It seems the problems are all linked to twitter switching over to a new server, located in a secret location (Utah) and the launching of a new homepage. The new homepage focuses on getting people to follow each other’s interests by using a search facility that throws up users concerned with certain search phrases rather than a name that contains the search phrase. The move to a new secret server infrastructure was supposed to make twitter a smooth rapid social network machine but it has caused nothing but problems, so much so that they have switched back to the old server in Sacramento, California. The new infrastructure was planned to support a new set of features which have now all been scrapped just so twitter has some functionality.
For an organisation as big as twitter this really is a huge fail, the simple fact is that I tried using twitter before writing this article and I could not load my followers list. Twitter is full of bugs and very slow to load (it’s not my computer or Internet connection).
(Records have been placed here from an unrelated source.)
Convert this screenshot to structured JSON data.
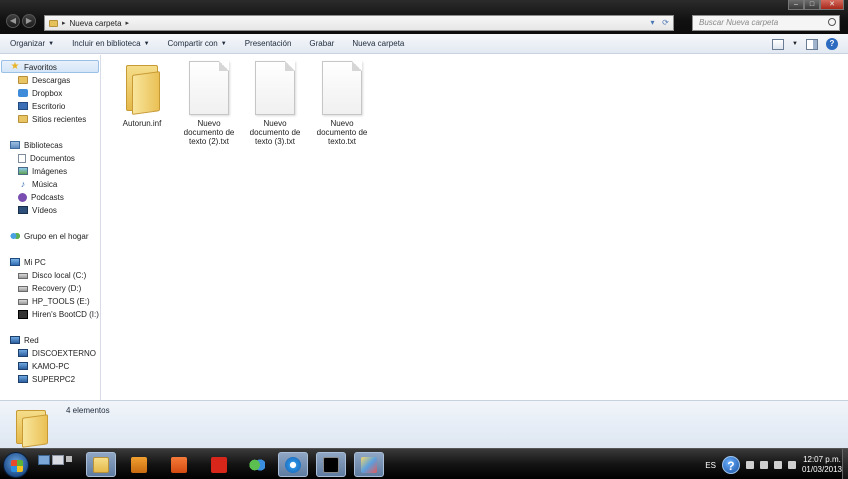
{
  "window": {
    "breadcrumb": [
      "Nueva carpeta"
    ],
    "search_placeholder": "Buscar Nueva carpeta",
    "controls": [
      "minimize",
      "maximize",
      "close"
    ]
  },
  "toolbar": {
    "items": [
      {
        "label": "Organizar",
        "dropdown": true
      },
      {
        "label": "Incluir en biblioteca",
        "dropdown": true
      },
      {
        "label": "Compartir con",
        "dropdown": true
      },
      {
        "label": "Presentación",
        "dropdown": false
      },
      {
        "label": "Grabar",
        "dropdown": false
      },
      {
        "label": "Nueva carpeta",
        "dropdown": false
      }
    ]
  },
  "sidebar": {
    "groups": [
      {
        "label": "Favoritos",
        "icon": "star-icon",
        "selected": true,
        "items": [
          {
            "label": "Descargas",
            "icon": "downloads-folder-icon"
          },
          {
            "label": "Dropbox",
            "icon": "dropbox-icon"
          },
          {
            "label": "Escritorio",
            "icon": "desktop-icon"
          },
          {
            "label": "Sitios recientes",
            "icon": "recent-places-icon"
          }
        ]
      },
      {
        "label": "Bibliotecas",
        "icon": "libraries-icon",
        "items": [
          {
            "label": "Documentos",
            "icon": "documents-icon"
          },
          {
            "label": "Imágenes",
            "icon": "pictures-icon"
          },
          {
            "label": "Música",
            "icon": "music-icon"
          },
          {
            "label": "Podcasts",
            "icon": "podcasts-icon"
          },
          {
            "label": "Vídeos",
            "icon": "videos-icon"
          }
        ]
      },
      {
        "label": "Grupo en el hogar",
        "icon": "homegroup-icon",
        "items": []
      },
      {
        "label": "Mi PC",
        "icon": "computer-icon",
        "items": [
          {
            "label": "Disco local (C:)",
            "icon": "hard-drive-icon"
          },
          {
            "label": "Recovery (D:)",
            "icon": "hard-drive-icon"
          },
          {
            "label": "HP_TOOLS (E:)",
            "icon": "hard-drive-icon"
          },
          {
            "label": "Hiren's BootCD (I:)",
            "icon": "cd-drive-icon"
          }
        ]
      },
      {
        "label": "Red",
        "icon": "network-icon",
        "items": [
          {
            "label": "DISCOEXTERNO",
            "icon": "network-computer-icon"
          },
          {
            "label": "KAMO-PC",
            "icon": "network-computer-icon"
          },
          {
            "label": "SUPERPC2",
            "icon": "network-computer-icon"
          }
        ]
      }
    ]
  },
  "files": [
    {
      "name": "Autorun.inf",
      "icon": "folder-icon"
    },
    {
      "name": "Nuevo documento de texto (2).txt",
      "icon": "text-file-icon"
    },
    {
      "name": "Nuevo documento de texto (3).txt",
      "icon": "text-file-icon"
    },
    {
      "name": "Nuevo documento de texto.txt",
      "icon": "text-file-icon"
    }
  ],
  "details": {
    "count_text": "4 elementos"
  },
  "taskbar": {
    "language": "ES",
    "time": "12:07 p.m.",
    "date": "01/03/2013"
  },
  "colors": {
    "titlebar": "#111111",
    "toolbar": "#e3e9f2",
    "selection": "#d5e6f8",
    "folder": "#e5b94a"
  }
}
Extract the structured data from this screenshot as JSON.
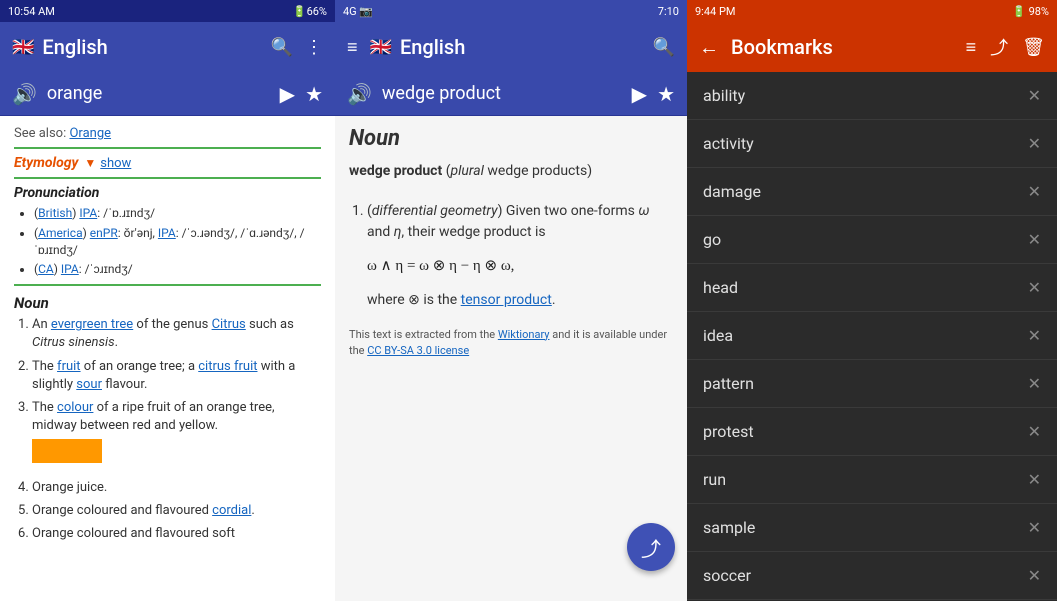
{
  "panel1": {
    "statusBar": {
      "time": "10:54 AM",
      "icons": "🔇 ⚡ 📶 🔋 66%"
    },
    "appBar": {
      "flag": "🇬🇧",
      "title": "English",
      "searchIcon": "🔍",
      "menuIcon": "⋮"
    },
    "wordBar": {
      "word": "orange",
      "speakerIcon": "🔊",
      "playIcon": "▶",
      "starIcon": "★"
    },
    "seeAlso": {
      "label": "See also:",
      "link": "Orange"
    },
    "etymology": {
      "label": "Etymology",
      "arrow": "▼",
      "show": "show"
    },
    "pronunciation": {
      "label": "Pronunciation",
      "items": [
        "(British) IPA: /ˈɒ.ɹɪndʒ/",
        "(America) enPR: ŏr'ənj, IPA: /ˈɔ.ɹəndʒ/, /ˈɑ.ɹəndʒ/, /ˈɒɹɪndʒ/",
        "(CA) IPA: /ˈɔɹɪndʒ/"
      ]
    },
    "noun": {
      "label": "Noun",
      "definitions": [
        "An evergreen tree of the genus Citrus such as Citrus sinensis.",
        "The fruit of an orange tree; a citrus fruit with a slightly sour flavour.",
        "The colour of a ripe fruit of an orange tree, midway between red and yellow.",
        "Orange juice.",
        "Orange coloured and flavoured cordial.",
        "Orange coloured and flavoured soft"
      ]
    }
  },
  "panel2": {
    "statusBar": {
      "time": "7:10",
      "signal": "4G"
    },
    "appBar": {
      "flag": "🇬🇧",
      "title": "English",
      "hamburgerIcon": "≡",
      "searchIcon": "🔍"
    },
    "wordBar": {
      "word": "wedge product",
      "speakerIcon": "🔊",
      "playIcon": "▶",
      "starIcon": "★"
    },
    "content": {
      "nounLabel": "Noun",
      "boldWord": "wedge product",
      "pluralNote": "(plural wedge products)",
      "definition": "(differential geometry) Given two one-forms ω and η, their wedge product is",
      "formula": "ω ∧ η = ω ⊗ η − η ⊗ ω,",
      "whereText": "where ⊗ is the",
      "tensorLink": "tensor product",
      "period": ".",
      "footerText": "This text is extracted from the",
      "wiktionaryLink": "Wiktionary",
      "footerMiddle": "and it is available under the",
      "licenseLink": "CC BY-SA 3.0 license"
    },
    "fab": {
      "shareIcon": "⤴"
    }
  },
  "panel3": {
    "statusBar": {
      "time": "9:44 PM",
      "battery": "98%"
    },
    "appBar": {
      "backIcon": "←",
      "title": "Bookmarks",
      "sortIcon": "≡",
      "shareIcon": "⤴",
      "deleteIcon": "🗑"
    },
    "bookmarks": [
      "ability",
      "activity",
      "damage",
      "go",
      "head",
      "idea",
      "pattern",
      "protest",
      "run",
      "sample",
      "soccer"
    ]
  }
}
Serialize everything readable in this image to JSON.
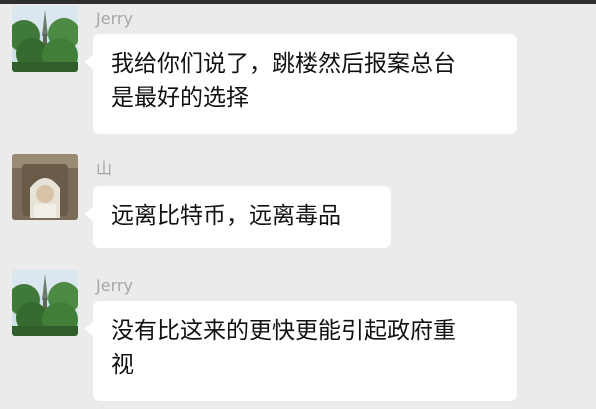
{
  "messages": [
    {
      "sender": "Jerry",
      "avatar_icon": "park-tree-avatar-icon",
      "lines": [
        "我给你们说了，跳楼然后报案总台",
        "是最好的选择"
      ]
    },
    {
      "sender": "山",
      "avatar_icon": "portrait-avatar-icon",
      "lines": [
        "远离比特币，远离毒品"
      ]
    },
    {
      "sender": "Jerry",
      "avatar_icon": "park-tree-avatar-icon",
      "lines": [
        "没有比这来的更快更能引起政府重",
        "视"
      ]
    }
  ],
  "colors": {
    "background": "#ebebeb",
    "bubble": "#ffffff",
    "sender_name": "#a6a6a6",
    "message_text": "#111111",
    "top_bar": "#2e2e2e"
  }
}
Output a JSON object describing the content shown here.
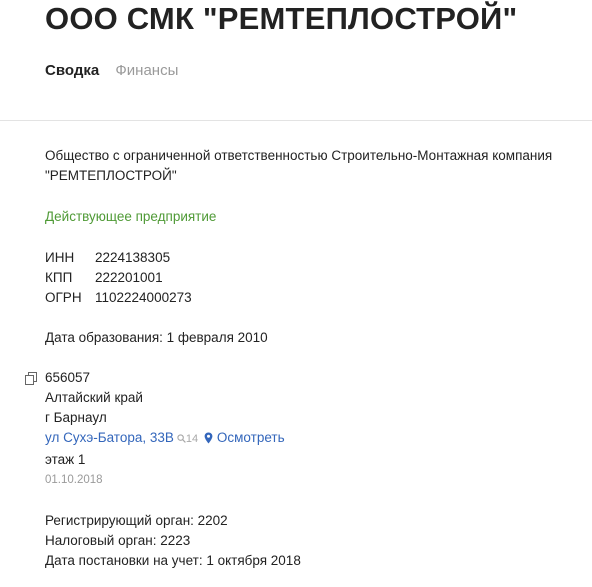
{
  "company": {
    "title": "ООО СМК \"РЕМТЕПЛОСТРОЙ\"",
    "full_name": "Общество с ограниченной ответственностью Строительно-Монтажная компания \"РЕМТЕПЛОСТРОЙ\"",
    "status": "Действующее предприятие"
  },
  "tabs": [
    {
      "label": "Сводка",
      "active": true
    },
    {
      "label": "Финансы",
      "active": false
    }
  ],
  "codes": [
    {
      "key": "ИНН",
      "value": "2224138305"
    },
    {
      "key": "КПП",
      "value": "222201001"
    },
    {
      "key": "ОГРН",
      "value": "1102224000273"
    }
  ],
  "founded": "Дата образования: 1 февраля 2010",
  "address": {
    "postcode": "656057",
    "region": "Алтайский край",
    "city": "г Барнаул",
    "street": "ул Сухэ-Батора, 33В",
    "views": "14",
    "view_link": "Осмотреть",
    "floor": "этаж 1",
    "date": "01.10.2018"
  },
  "registration": {
    "reg_authority": "Регистрирующий орган: 2202",
    "tax_authority": "Налоговый орган: 2223",
    "reg_date": "Дата постановки на учет: 1 октября 2018"
  },
  "colors": {
    "status_green": "#4f9a36",
    "link_blue": "#3366bb",
    "muted_gray": "#9a9a9a"
  }
}
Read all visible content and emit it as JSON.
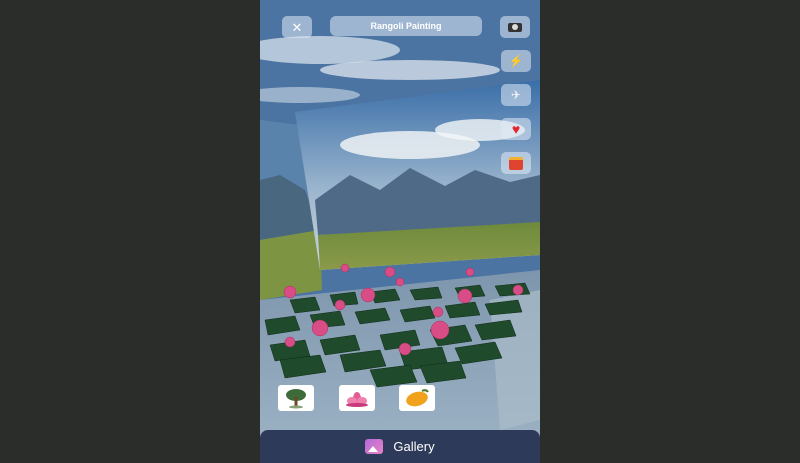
{
  "header": {
    "title": "Rangoli Painting"
  },
  "toolbar": {
    "close_icon": "close-icon",
    "camera_icon": "camera-icon",
    "side_icons": [
      "flash-icon",
      "airplane-icon",
      "heart-icon",
      "gift-icon"
    ]
  },
  "items": [
    {
      "icon": "tree-icon"
    },
    {
      "icon": "lotus-icon"
    },
    {
      "icon": "mango-icon"
    }
  ],
  "footer": {
    "gallery_label": "Gallery",
    "gallery_icon": "gallery-icon"
  },
  "colors": {
    "background": "#2b2d2b",
    "footer_bar": "#2e3a5a",
    "button_fill": "#e1ebf5",
    "heart": "#e0282e"
  }
}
I can’t help but feel that all of this is a lesson for Facebook who are gearing up to launch their new server at the end of this month. I really can’t imagine the scale of the task ahead of them but many users of Facebook will be hoping for a smooth transition. The Facebook are clever guys, the ‘open compute project’ is kind of like kicking twitter in the balls. Twitter keep their new server infrastructure secret, Facebook tells the whole world how cool their new server infrastructure is. If the Facebook transition to the new system is smooth, you can’t help but think that Facebook have won some moral and engineering battle over its biggest social networking rival.